------ Provided records

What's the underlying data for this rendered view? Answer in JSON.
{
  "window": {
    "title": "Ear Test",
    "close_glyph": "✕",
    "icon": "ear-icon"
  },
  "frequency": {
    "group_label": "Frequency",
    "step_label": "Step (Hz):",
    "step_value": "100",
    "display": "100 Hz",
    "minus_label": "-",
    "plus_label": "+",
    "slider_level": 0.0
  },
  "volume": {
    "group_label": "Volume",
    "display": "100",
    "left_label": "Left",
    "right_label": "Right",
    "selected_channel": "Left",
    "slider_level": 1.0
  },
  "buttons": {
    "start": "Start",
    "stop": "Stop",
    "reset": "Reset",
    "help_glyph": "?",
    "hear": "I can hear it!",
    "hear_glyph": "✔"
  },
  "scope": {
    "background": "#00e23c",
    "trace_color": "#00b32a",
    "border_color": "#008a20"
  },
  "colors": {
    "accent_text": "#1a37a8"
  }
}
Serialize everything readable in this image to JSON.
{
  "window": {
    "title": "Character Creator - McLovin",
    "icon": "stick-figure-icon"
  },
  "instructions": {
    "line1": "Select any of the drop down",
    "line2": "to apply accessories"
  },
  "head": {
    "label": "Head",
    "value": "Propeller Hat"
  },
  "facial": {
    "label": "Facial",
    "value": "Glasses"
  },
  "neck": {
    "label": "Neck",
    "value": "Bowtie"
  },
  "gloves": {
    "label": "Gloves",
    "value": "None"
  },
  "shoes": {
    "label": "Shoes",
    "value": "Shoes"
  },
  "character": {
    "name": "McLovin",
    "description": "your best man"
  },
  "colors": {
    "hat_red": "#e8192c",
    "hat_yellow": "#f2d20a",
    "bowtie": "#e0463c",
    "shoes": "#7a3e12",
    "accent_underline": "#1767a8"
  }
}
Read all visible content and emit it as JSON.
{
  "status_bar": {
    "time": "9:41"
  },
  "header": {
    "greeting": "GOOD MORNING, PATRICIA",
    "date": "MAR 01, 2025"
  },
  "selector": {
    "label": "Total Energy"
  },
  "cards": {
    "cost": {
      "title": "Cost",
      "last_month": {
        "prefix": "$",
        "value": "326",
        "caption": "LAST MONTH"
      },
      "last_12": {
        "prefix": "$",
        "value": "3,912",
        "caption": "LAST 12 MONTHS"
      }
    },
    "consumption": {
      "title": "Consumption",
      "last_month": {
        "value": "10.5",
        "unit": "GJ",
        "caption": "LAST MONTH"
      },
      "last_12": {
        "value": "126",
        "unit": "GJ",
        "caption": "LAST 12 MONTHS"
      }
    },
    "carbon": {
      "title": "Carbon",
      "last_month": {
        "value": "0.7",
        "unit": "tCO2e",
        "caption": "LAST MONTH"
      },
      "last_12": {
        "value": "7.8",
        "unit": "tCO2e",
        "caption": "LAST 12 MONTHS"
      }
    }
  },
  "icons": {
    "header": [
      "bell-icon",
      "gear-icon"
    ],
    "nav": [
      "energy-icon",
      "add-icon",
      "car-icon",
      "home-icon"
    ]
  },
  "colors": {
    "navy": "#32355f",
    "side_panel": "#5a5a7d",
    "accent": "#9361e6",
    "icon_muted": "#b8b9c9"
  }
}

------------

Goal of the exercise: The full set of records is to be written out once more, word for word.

Answer box:
What's the underlying data for this rendered view? Answer in JSON.
{
  "window": {
    "title": "Ear Test",
    "close_glyph": "✕",
    "icon": "ear-icon"
  },
  "frequency": {
    "group_label": "Frequency",
    "step_label": "Step (Hz):",
    "step_value": "100",
    "display": "100 Hz",
    "minus_label": "-",
    "plus_label": "+",
    "slider_level": 0.0
  },
  "volume": {
    "group_label": "Volume",
    "display": "100",
    "left_label": "Left",
    "right_label": "Right",
    "selected_channel": "Left",
    "slider_level": 1.0
  },
  "buttons": {
    "start": "Start",
    "stop": "Stop",
    "reset": "Reset",
    "help_glyph": "?",
    "hear": "I can hear it!",
    "hear_glyph": "✔"
  },
  "scope": {
    "background": "#00e23c",
    "trace_color": "#00b32a",
    "border_color": "#008a20"
  },
  "colors": {
    "accent_text": "#1a37a8"
  }
}
Serialize everything readable in this image to JSON.
{
  "window": {
    "title": "Character Creator - McLovin",
    "icon": "stick-figure-icon"
  },
  "instructions": {
    "line1": "Select any of the drop down",
    "line2": "to apply accessories"
  },
  "head": {
    "label": "Head",
    "value": "Propeller Hat"
  },
  "facial": {
    "label": "Facial",
    "value": "Glasses"
  },
  "neck": {
    "label": "Neck",
    "value": "Bowtie"
  },
  "gloves": {
    "label": "Gloves",
    "value": "None"
  },
  "shoes": {
    "label": "Shoes",
    "value": "Shoes"
  },
  "character": {
    "name": "McLovin",
    "description": "your best man"
  },
  "colors": {
    "hat_red": "#e8192c",
    "hat_yellow": "#f2d20a",
    "bowtie": "#e0463c",
    "shoes": "#7a3e12",
    "accent_underline": "#1767a8"
  }
}
Read all visible content and emit it as JSON.
{
  "status_bar": {
    "time": "9:41"
  },
  "header": {
    "greeting": "GOOD MORNING, PATRICIA",
    "date": "MAR 01, 2025"
  },
  "selector": {
    "label": "Total Energy"
  },
  "cards": {
    "cost": {
      "title": "Cost",
      "last_month": {
        "prefix": "$",
        "value": "326",
        "caption": "LAST MONTH"
      },
      "last_12": {
        "prefix": "$",
        "value": "3,912",
        "caption": "LAST 12 MONTHS"
      }
    },
    "consumption": {
      "title": "Consumption",
      "last_month": {
        "value": "10.5",
        "unit": "GJ",
        "caption": "LAST MONTH"
      },
      "last_12": {
        "value": "126",
        "unit": "GJ",
        "caption": "LAST 12 MONTHS"
      }
    },
    "carbon": {
      "title": "Carbon",
      "last_month": {
        "value": "0.7",
        "unit": "tCO2e",
        "caption": "LAST MONTH"
      },
      "last_12": {
        "value": "7.8",
        "unit": "tCO2e",
        "caption": "LAST 12 MONTHS"
      }
    }
  },
  "icons": {
    "header": [
      "bell-icon",
      "gear-icon"
    ],
    "nav": [
      "energy-icon",
      "add-icon",
      "car-icon",
      "home-icon"
    ]
  },
  "colors": {
    "navy": "#32355f",
    "side_panel": "#5a5a7d",
    "accent": "#9361e6",
    "icon_muted": "#b8b9c9"
  }
}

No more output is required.